Actor Brad Pitt cover the October/November 2012 issue of Interview magazine, photographed by Steven Klein and styled by Ludivine Poiblanc.
”Brad Pitt’s new film, Killing Them Softly, is, in many ways, a throwback to a kind of film that seemed to get made all the time in the 1970s and was regularly reinvented in the 1990s: a crime story in search of a moral center, and the kind of parabolic tale that is filled with skeezy characters and suspect schemes but simmers with the very modernist sense that something larger (and probably bad) is at work. Directed by Andrew Dominik and adapted from the 1974 novel Cogan’s Trade by George V. Higgins, the film nominally tells the story of a low-level criminal ecosystem that is suddenly disrupted when a couple of petty hoods (Scoot McNairy and Ben Mendelsohn) are recruited to knock over a card game, setting off a chain of events that brings local commerce, as it were, to a halt. To fix the situation, a consortium of unseen overbosses dispatches Pitt’s character, an enforcer-for-hire named Jackie Cogan, to take the appropriate corrective measures so that business as usual can resume and everyone can start making money again….”

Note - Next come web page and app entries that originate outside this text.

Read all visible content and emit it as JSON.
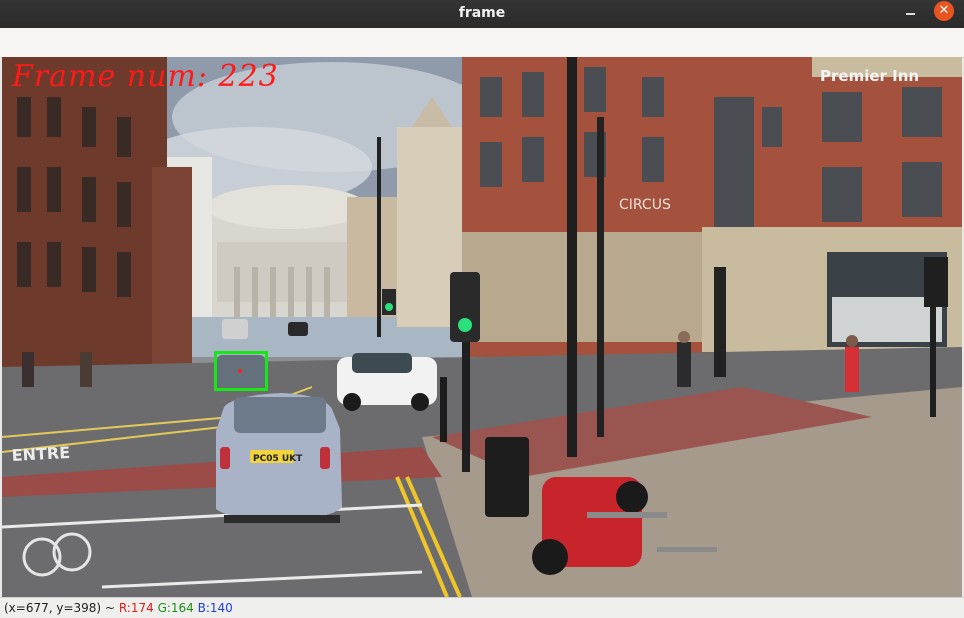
{
  "window": {
    "title": "frame",
    "minimize_icon": "minimize-icon",
    "close_icon": "close-icon",
    "close_glyph": "✕",
    "close_color": "#e95420"
  },
  "frame": {
    "overlay_text": "Frame num: 223",
    "overlay_color": "#ff1a1a",
    "detection_color": "#19e619",
    "scene_signs": {
      "premier_inn": "Premier Inn",
      "circus": "CIRCUS",
      "plate": "PC05 UKT",
      "road_text": "ENTRE"
    }
  },
  "statusbar": {
    "coords": "(x=677, y=398) ~",
    "r": "R:174",
    "g": "G:164",
    "b": "B:140"
  }
}
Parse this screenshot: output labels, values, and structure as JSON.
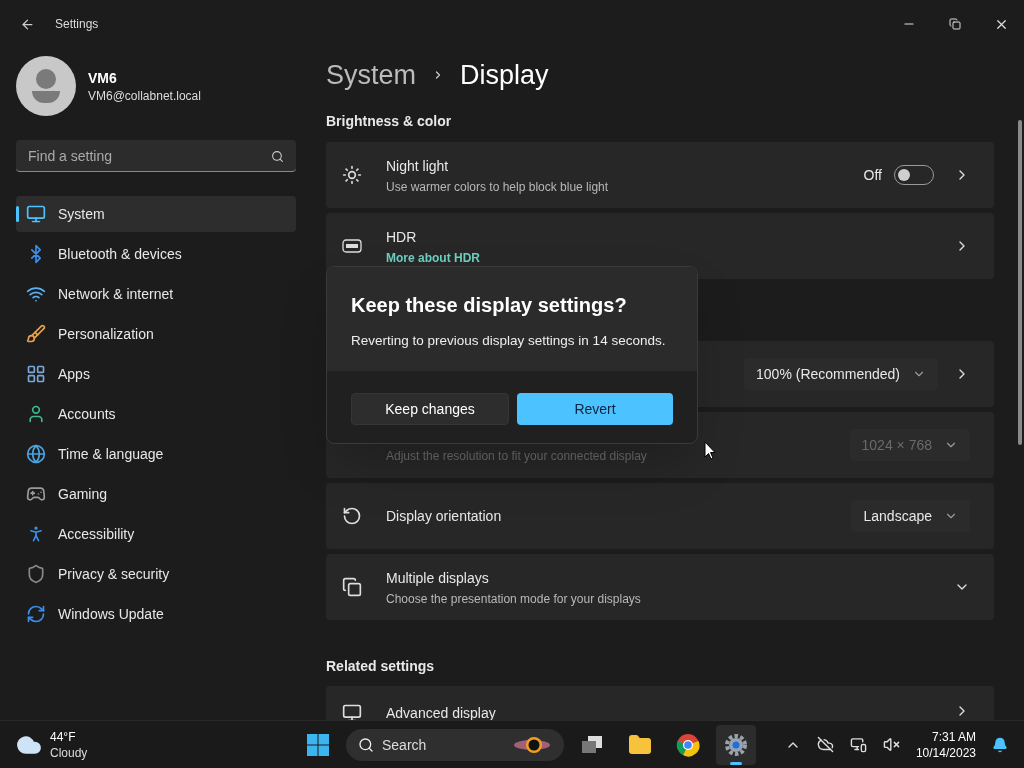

Guy Ritchie, who directed Pitt in Snatch (2000), recently met up with the 48-year-old actor in London, where Pitt was finishing work on another film, World War Z.
GUY RITCHIE: Okay, we’re recording–in airplane-friendly mode for some reason.
BRAD PITT: Get another one going . . . Okay, test, one, two.
RITCHIE: There you go. You’ve got yours going now, too. We’ll get a third recorder going as well. Lovely.
PITT: Lovely. So how’s the spot you’re doing now?
RITCHIE: Oh, the spot . . . Do you ever watch commercials?
PITT: Not really.
RITCHIE: Well, I’ve gotta tell you, that’s where the real technical talent lies. There aren’t many movies where you can spend $3 million on one minute, so when I do a commerical, I can go balls-out and play around with toys and try out new stuff.
PITT: So you can use it as a tester for what you’re going to do in your next film.
RITCHIE: I do use it as a bit of a tester, yeah. But the commercial guys are actually more open to the idea of fucking around with stuff and they don’t mind if you hit a post because it’s so cutting-edge. Commercials will always be technically more advanced than movies. It’s a funny thing but they’re also so much more efficient. So I try to do one commercial a year just for that reason.
PITT: The fight scene in the forest in Sherlock 2 [Sherlock Holmes: A Game of Shadows] with the Germans with the howitzers—did that come from a commercial? Because I’ve never seen anything like that.
RITCHIE: That was an amalgam of all sorts of things. But we did try some new stuff. I just think there’s room to do more in movies—that you can have almost everything in a film. You can have all the new technical stuff, but you can also keep it edgy enough so it still feels a bit indie, and it can also be accessible enough so that kids can like it, and you can get this lot all around where everyone’s a winner and comes out with cred.
PITT: So what’s your template for that?
Source Interview magazine